The team behind NASA’s upcoming James Webb Telescope has a new problem to deal with — falling of screws and washers from the spacecraft element that is meant to carry and provide support functions for the operation of the multi-billion dollar space observatory.

During the recent set of environmental testing at Northrop Grumman facility in Southern California, technicians found the fallen parts under the spacecraft bus and its sunshield, SpaceNews reported. The craft and its parts are critical for the success of the mission, but the issue does not relate to optical and other instruments packed with the telescope.

Screws and washers are falling off from James Webb Space Telescope's spacecraft element. Pictured, assembled JWST at NASA's Goddard Space Flight Center in Greenbelt, Maryland. Alex Wong/Getty Images

The problem was revealed by NASA's JWST program director Greg Robinson at the National Academies’ Space Studies Board on May 3.

“Right now we believe that all of this hardware — we’re talking screws and washers here — come from the sunshield cover,” Robinson told the news outlet. “We’re looking at what this really means and what is the recovery plan.”

The five-layer sunshield of the craft is nearly as big as a tennis court and is made from a heat-resistant material called Kapton. Its sole job is to keep the telescope in shade and protect it from its own as well as external light and heat.

The fallen screws came to the technicians' notice a few days ago after the spacecraft was moved from one chamber to another. It had completed acoustic testing and was slated to undergo vibration tests in the second chamber. Apart from this, Robinson did not reveal too many details about the fault in question, but he did reiterate the importance of the testing phase which could bring problems like these into the light.

“It’s not terrible news, but it’s not good news, either,” he added.

That said, it is worth noting that this is not the first glitch witnessed by James Webb Space Telescope prior to its launch. Earlier, the telescope was set to lift-off in spring 2019, but due to tears in the sunshield of its spacecraft, leaks in propulsion thruster valves, and other technical glitches, the space agency pushed back the launch timeline by almost a year to May 2020. It even chartered an independent review board to keep a track on mission progress, assess launch readiness and identify the needs to ensure its success.

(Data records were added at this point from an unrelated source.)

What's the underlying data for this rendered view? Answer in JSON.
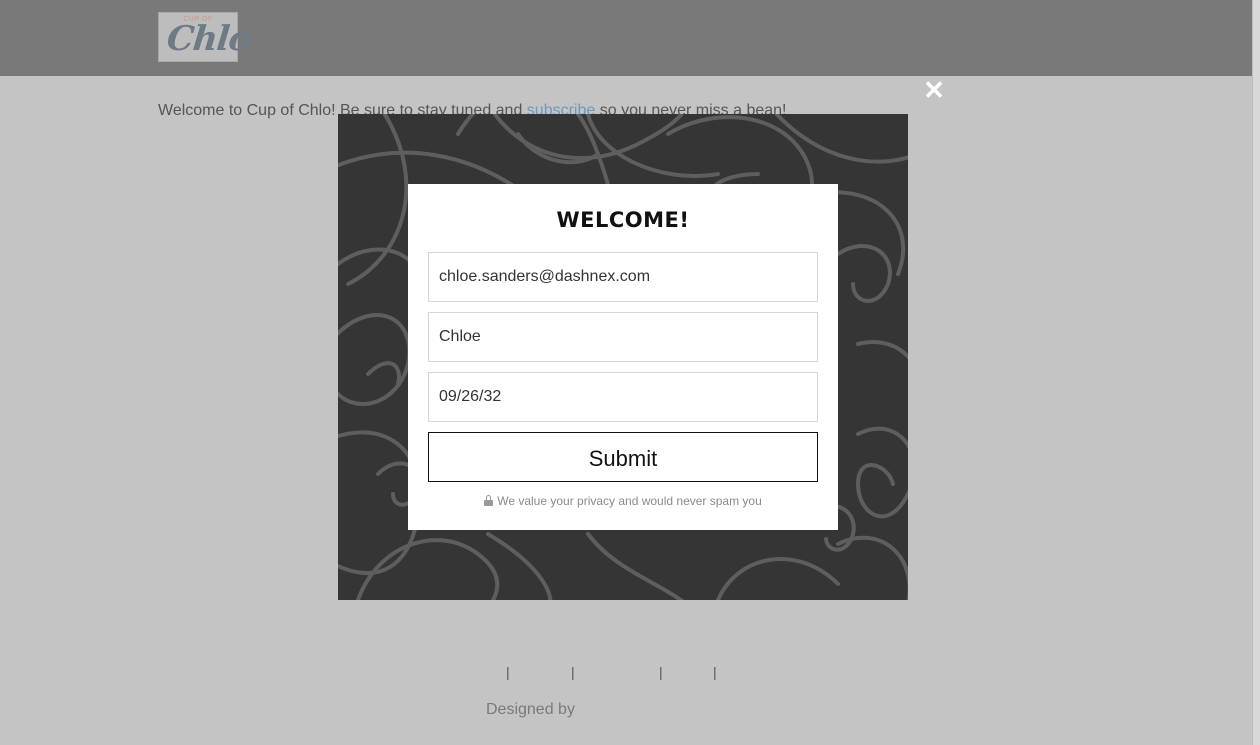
{
  "header": {
    "logo_small_text": "CUP OF",
    "logo_main_text": "Chlo"
  },
  "main": {
    "welcome_prefix": "Welcome to Cup of Chlo! Be sure to stay tuned and ",
    "welcome_link": "subscribe",
    "welcome_suffix": " so you never miss a bean!"
  },
  "footer": {
    "separator": "|",
    "designed_by": "Designed by"
  },
  "modal": {
    "close_label": "✕",
    "title": "WELCOME!",
    "email_value": "chloe.sanders@dashnex.com",
    "name_value": "Chloe",
    "date_value": "09/26/32",
    "submit_label": "Submit",
    "privacy_text": "We value your privacy and would never spam you"
  },
  "colors": {
    "modal_background": "#353535",
    "page_background": "#c4c4c4",
    "header_background": "#797979",
    "link": "#6f98bd"
  }
}
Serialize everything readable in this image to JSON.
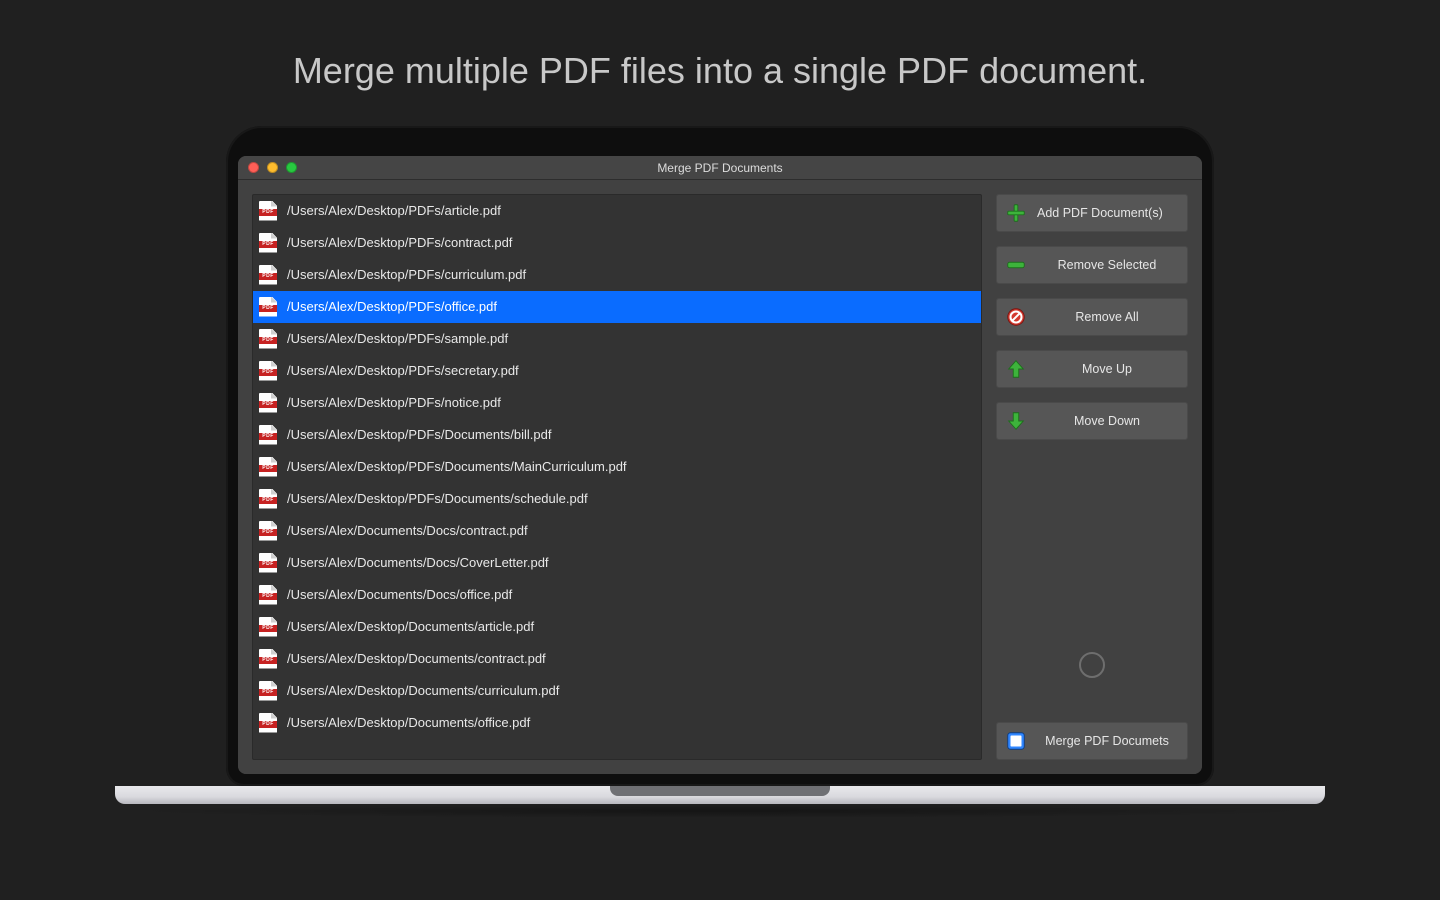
{
  "tagline": "Merge multiple PDF files into a single PDF document.",
  "window_title": "Merge PDF Documents",
  "files": [
    {
      "path": "/Users/Alex/Desktop/PDFs/article.pdf",
      "selected": false
    },
    {
      "path": "/Users/Alex/Desktop/PDFs/contract.pdf",
      "selected": false
    },
    {
      "path": "/Users/Alex/Desktop/PDFs/curriculum.pdf",
      "selected": false
    },
    {
      "path": "/Users/Alex/Desktop/PDFs/office.pdf",
      "selected": true
    },
    {
      "path": "/Users/Alex/Desktop/PDFs/sample.pdf",
      "selected": false
    },
    {
      "path": "/Users/Alex/Desktop/PDFs/secretary.pdf",
      "selected": false
    },
    {
      "path": "/Users/Alex/Desktop/PDFs/notice.pdf",
      "selected": false
    },
    {
      "path": "/Users/Alex/Desktop/PDFs/Documents/bill.pdf",
      "selected": false
    },
    {
      "path": "/Users/Alex/Desktop/PDFs/Documents/MainCurriculum.pdf",
      "selected": false
    },
    {
      "path": "/Users/Alex/Desktop/PDFs/Documents/schedule.pdf",
      "selected": false
    },
    {
      "path": "/Users/Alex/Documents/Docs/contract.pdf",
      "selected": false
    },
    {
      "path": "/Users/Alex/Documents/Docs/CoverLetter.pdf",
      "selected": false
    },
    {
      "path": "/Users/Alex/Documents/Docs/office.pdf",
      "selected": false
    },
    {
      "path": "/Users/Alex/Desktop/Documents/article.pdf",
      "selected": false
    },
    {
      "path": "/Users/Alex/Desktop/Documents/contract.pdf",
      "selected": false
    },
    {
      "path": "/Users/Alex/Desktop/Documents/curriculum.pdf",
      "selected": false
    },
    {
      "path": "/Users/Alex/Desktop/Documents/office.pdf",
      "selected": false
    }
  ],
  "sidebar": {
    "add_label": "Add PDF Document(s)",
    "remove_sel_label": "Remove Selected",
    "remove_all_label": "Remove All",
    "move_up_label": "Move Up",
    "move_down_label": "Move Down",
    "merge_label": "Merge PDF Documets"
  },
  "pdf_icon_text": "PDF"
}
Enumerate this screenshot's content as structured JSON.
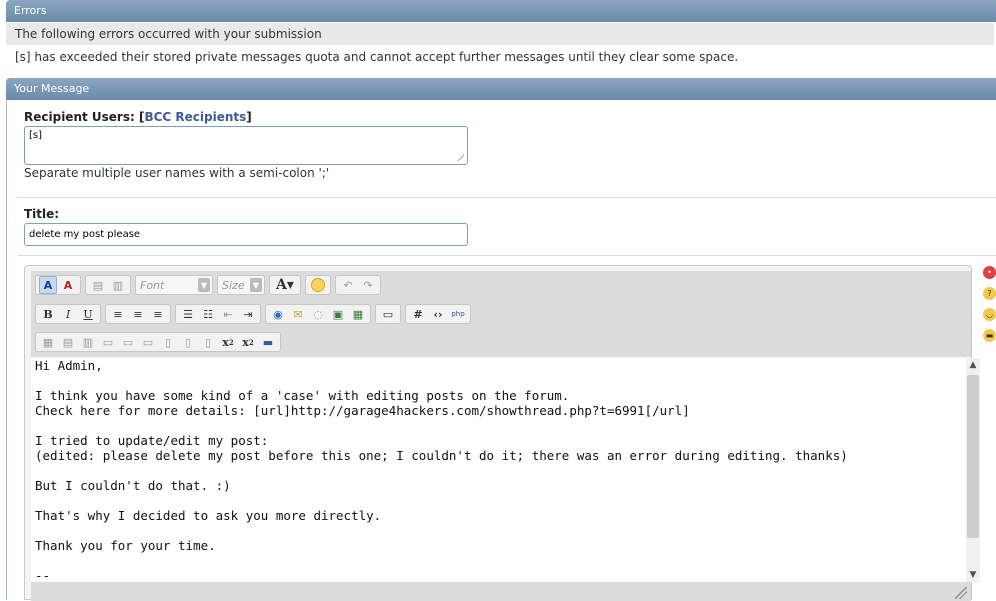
{
  "errors": {
    "title": "Errors",
    "heading": "The following errors occurred with your submission",
    "message": "[s] has exceeded their stored private messages quota and cannot accept further messages until they clear some space."
  },
  "message_section": {
    "title": "Your Message",
    "recipient_label": "Recipient Users:",
    "bcc_open": "[",
    "bcc_link": "BCC Recipients",
    "bcc_close": "]",
    "recipient_value": "[s]",
    "recipient_hint": "Separate multiple user names with a semi-colon ';'",
    "title_label": "Title:",
    "title_value": "delete my post please"
  },
  "editor": {
    "font_placeholder": "Font",
    "size_placeholder": "Size",
    "lines": [
      "Hi Admin,",
      "",
      "I think you have some kind of a 'case' with editing posts on the forum.",
      "Check here for more details: [url]http://garage4hackers.com/showthread.php?t=6991[/url]",
      "",
      "I tried to update/edit my post:",
      "(edited: please delete my post before this one; I couldn't do it; there was an error during editing. thanks)",
      "",
      "But I couldn't do that. :)",
      "",
      "That's why I decided to ask you more directly.",
      "",
      "Thank you for your time.",
      "",
      "--"
    ]
  },
  "colors": {
    "header_bar": "#7a98b6",
    "link": "#3e5c92",
    "field_border": "#7d9fbc"
  }
}
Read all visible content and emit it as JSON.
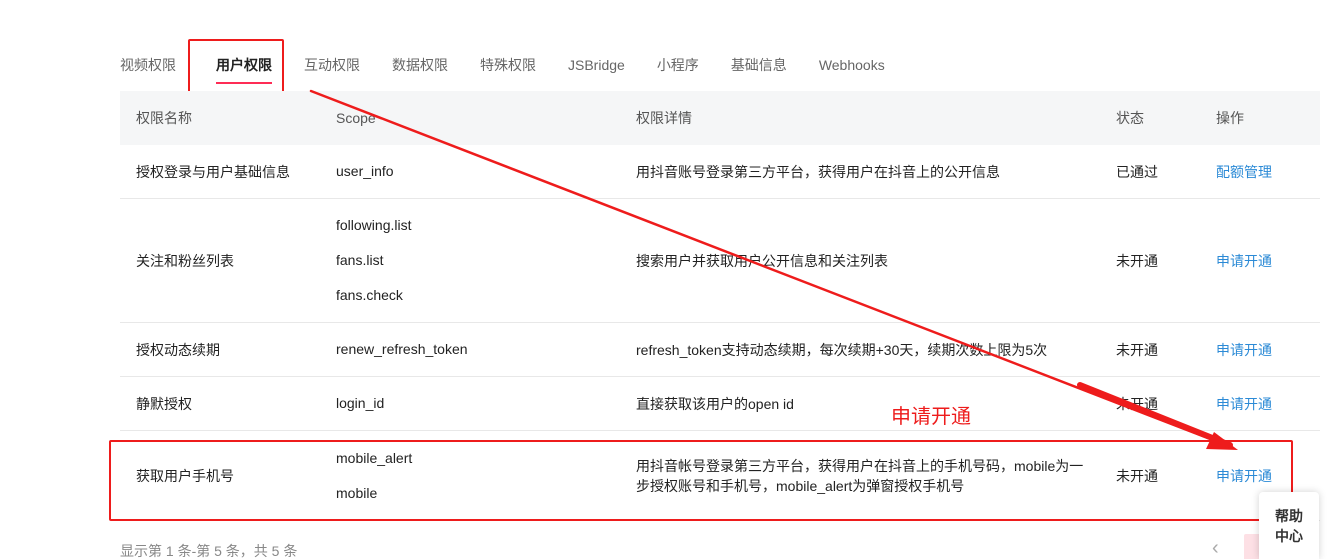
{
  "tabs": [
    "视频权限",
    "用户权限",
    "互动权限",
    "数据权限",
    "特殊权限",
    "JSBridge",
    "小程序",
    "基础信息",
    "Webhooks"
  ],
  "active_tab": "用户权限",
  "table": {
    "headers": [
      "权限名称",
      "Scope",
      "权限详情",
      "状态",
      "操作"
    ],
    "rows": [
      {
        "name": "授权登录与用户基础信息",
        "scopes": [
          "user_info"
        ],
        "detail": "用抖音账号登录第三方平台，获得用户在抖音上的公开信息",
        "status": "已通过",
        "action": "配额管理"
      },
      {
        "name": "关注和粉丝列表",
        "scopes": [
          "following.list",
          "fans.list",
          "fans.check"
        ],
        "detail": "搜索用户并获取用户公开信息和关注列表",
        "status": "未开通",
        "action": "申请开通"
      },
      {
        "name": "授权动态续期",
        "scopes": [
          "renew_refresh_token"
        ],
        "detail": "refresh_token支持动态续期，每次续期+30天，续期次数上限为5次",
        "status": "未开通",
        "action": "申请开通"
      },
      {
        "name": "静默授权",
        "scopes": [
          "login_id"
        ],
        "detail": "直接获取该用户的open id",
        "status": "未开通",
        "action": "申请开通"
      },
      {
        "name": "获取用户手机号",
        "scopes": [
          "mobile_alert",
          "mobile"
        ],
        "detail": "用抖音帐号登录第三方平台，获得用户在抖音上的手机号码，mobile为一步授权账号和手机号，mobile_alert为弹窗授权手机号",
        "status": "未开通",
        "action": "申请开通"
      }
    ]
  },
  "annotation": {
    "text": "申请开通",
    "color": "#ee1c1c"
  },
  "pagination": {
    "info": "显示第 1 条-第 5 条，共 5 条",
    "prev_icon": "chevron-left-icon"
  },
  "help": {
    "line1": "帮助",
    "line2": "中心"
  },
  "colors": {
    "link": "#2b8ad6",
    "active_tab_underline": "#fe2c55",
    "annotation": "#ee1c1c"
  }
}
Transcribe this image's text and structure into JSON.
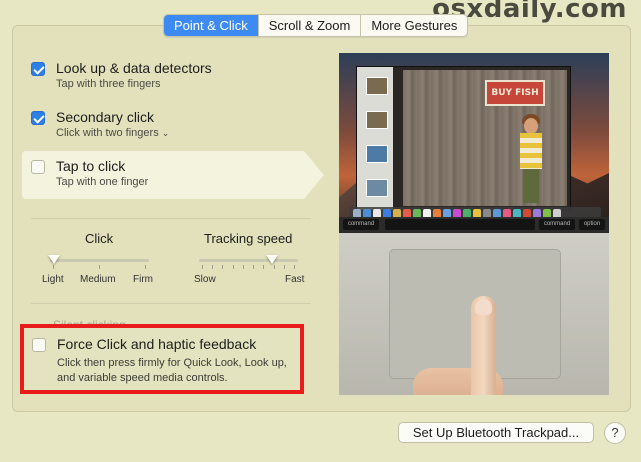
{
  "watermark": "osxdaily.com",
  "tabs": [
    {
      "label": "Point & Click",
      "active": true
    },
    {
      "label": "Scroll & Zoom",
      "active": false
    },
    {
      "label": "More Gestures",
      "active": false
    }
  ],
  "options": {
    "lookup": {
      "title": "Look up & data detectors",
      "sub": "Tap with three fingers",
      "checked": true
    },
    "secondary": {
      "title": "Secondary click",
      "sub": "Click with two fingers",
      "checked": true
    },
    "tap": {
      "title": "Tap to click",
      "sub": "Tap with one finger",
      "checked": false
    },
    "force": {
      "title": "Force Click and haptic feedback",
      "sub_line1": "Click then press firmly for Quick Look, Look up,",
      "sub_line2": "and variable speed media controls.",
      "checked": false
    }
  },
  "ghost_label": "Silent clicking",
  "click_slider": {
    "label": "Click",
    "ticks": [
      "Light",
      "Medium",
      "Firm"
    ],
    "value": "Light"
  },
  "tracking_slider": {
    "label": "Tracking speed",
    "ticks": [
      "Slow",
      "Fast"
    ],
    "value_fraction": 0.75
  },
  "preview": {
    "banner_text": "BUY FISH",
    "keys": {
      "left1": "command",
      "right1": "command",
      "right2": "option"
    }
  },
  "buttons": {
    "bluetooth": "Set Up Bluetooth Trackpad...",
    "help": "?"
  },
  "colors": {
    "accent": "#3d8bf2",
    "highlight_border": "#e91b1b",
    "background": "#e8e7c4"
  }
}
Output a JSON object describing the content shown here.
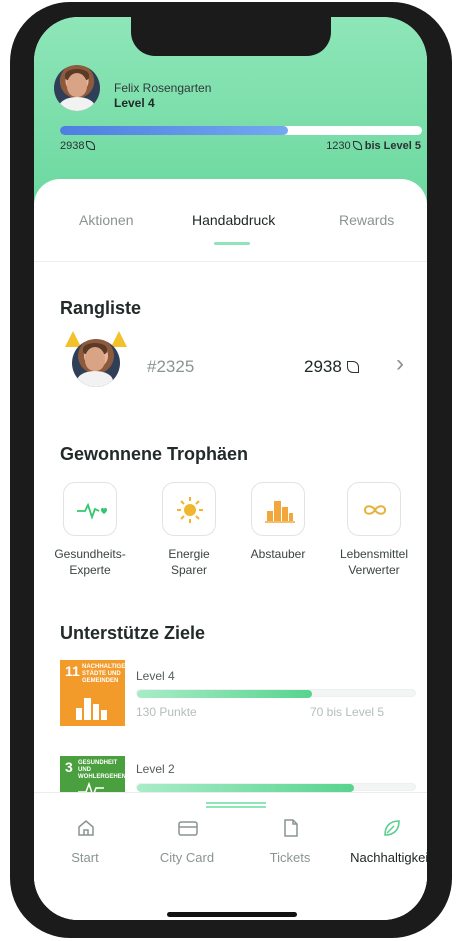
{
  "profile": {
    "name": "Felix Rosengarten",
    "level": "Level 4",
    "progress_fraction": 0.63,
    "points_current": "2938",
    "points_to_next": "1230",
    "next_level_text": "bis Level 5"
  },
  "tabs": [
    {
      "label": "Aktionen",
      "active": false
    },
    {
      "label": "Handabdruck",
      "active": true
    },
    {
      "label": "Rewards",
      "active": false
    }
  ],
  "leaderboard": {
    "title": "Rangliste",
    "rank": "#2325",
    "points": "2938",
    "chevron": "›"
  },
  "trophies": {
    "title": "Gewonnene Trophäen",
    "items": [
      {
        "line1": "Gesundheits-",
        "line2": "Experte",
        "icon": "heartbeat-icon",
        "color": "#32c76e"
      },
      {
        "line1": "Energie",
        "line2": "Sparer",
        "icon": "sun-icon",
        "color": "#f2b62c"
      },
      {
        "line1": "Abstauber",
        "line2": "",
        "icon": "city-icon",
        "color": "#f2a73c"
      },
      {
        "line1": "Lebensmittel",
        "line2": "Verwerter",
        "icon": "infinity-icon",
        "color": "#e4b13b"
      }
    ]
  },
  "goals": {
    "title": "Unterstütze Ziele",
    "items": [
      {
        "number": "11",
        "tile_text": "NACHHALTIGE STÄDTE UND GEMEINDEN",
        "color": "#f29b2b",
        "level": "Level 4",
        "progress_fraction": 0.63,
        "points": "130 Punkte",
        "to_next": "70 bis Level 5"
      },
      {
        "number": "3",
        "tile_text": "GESUNDHEIT UND WOHLERGEHEN",
        "color": "#4aa03f",
        "level": "Level 2",
        "progress_fraction": 0.78,
        "points": "",
        "to_next": ""
      }
    ]
  },
  "nav": [
    {
      "label": "Start",
      "icon": "home-icon",
      "active": false
    },
    {
      "label": "City Card",
      "icon": "card-icon",
      "active": false
    },
    {
      "label": "Tickets",
      "icon": "ticket-icon",
      "active": false
    },
    {
      "label": "Nachhaltigkeit",
      "icon": "leaf-icon",
      "active": true
    }
  ],
  "colors": {
    "accent_green": "#6ad79e",
    "progress_blue": "#5b8fe8"
  }
}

The review will be completed by the end of May and the agency will provide the report to Congress in June. According to Robinson, the report could have an impact on the tentative launch date, but the latest glitch encountered is unlikely to bring a change in the scheduled launch timeline. This is primarily because they curated this revised schedule with enough margin to bear glitches like these and follow it.

“I still believe we’ll go in 2020, in roughly the same timeframe that we talked about, unless this problem takes longer than we expect,” he added.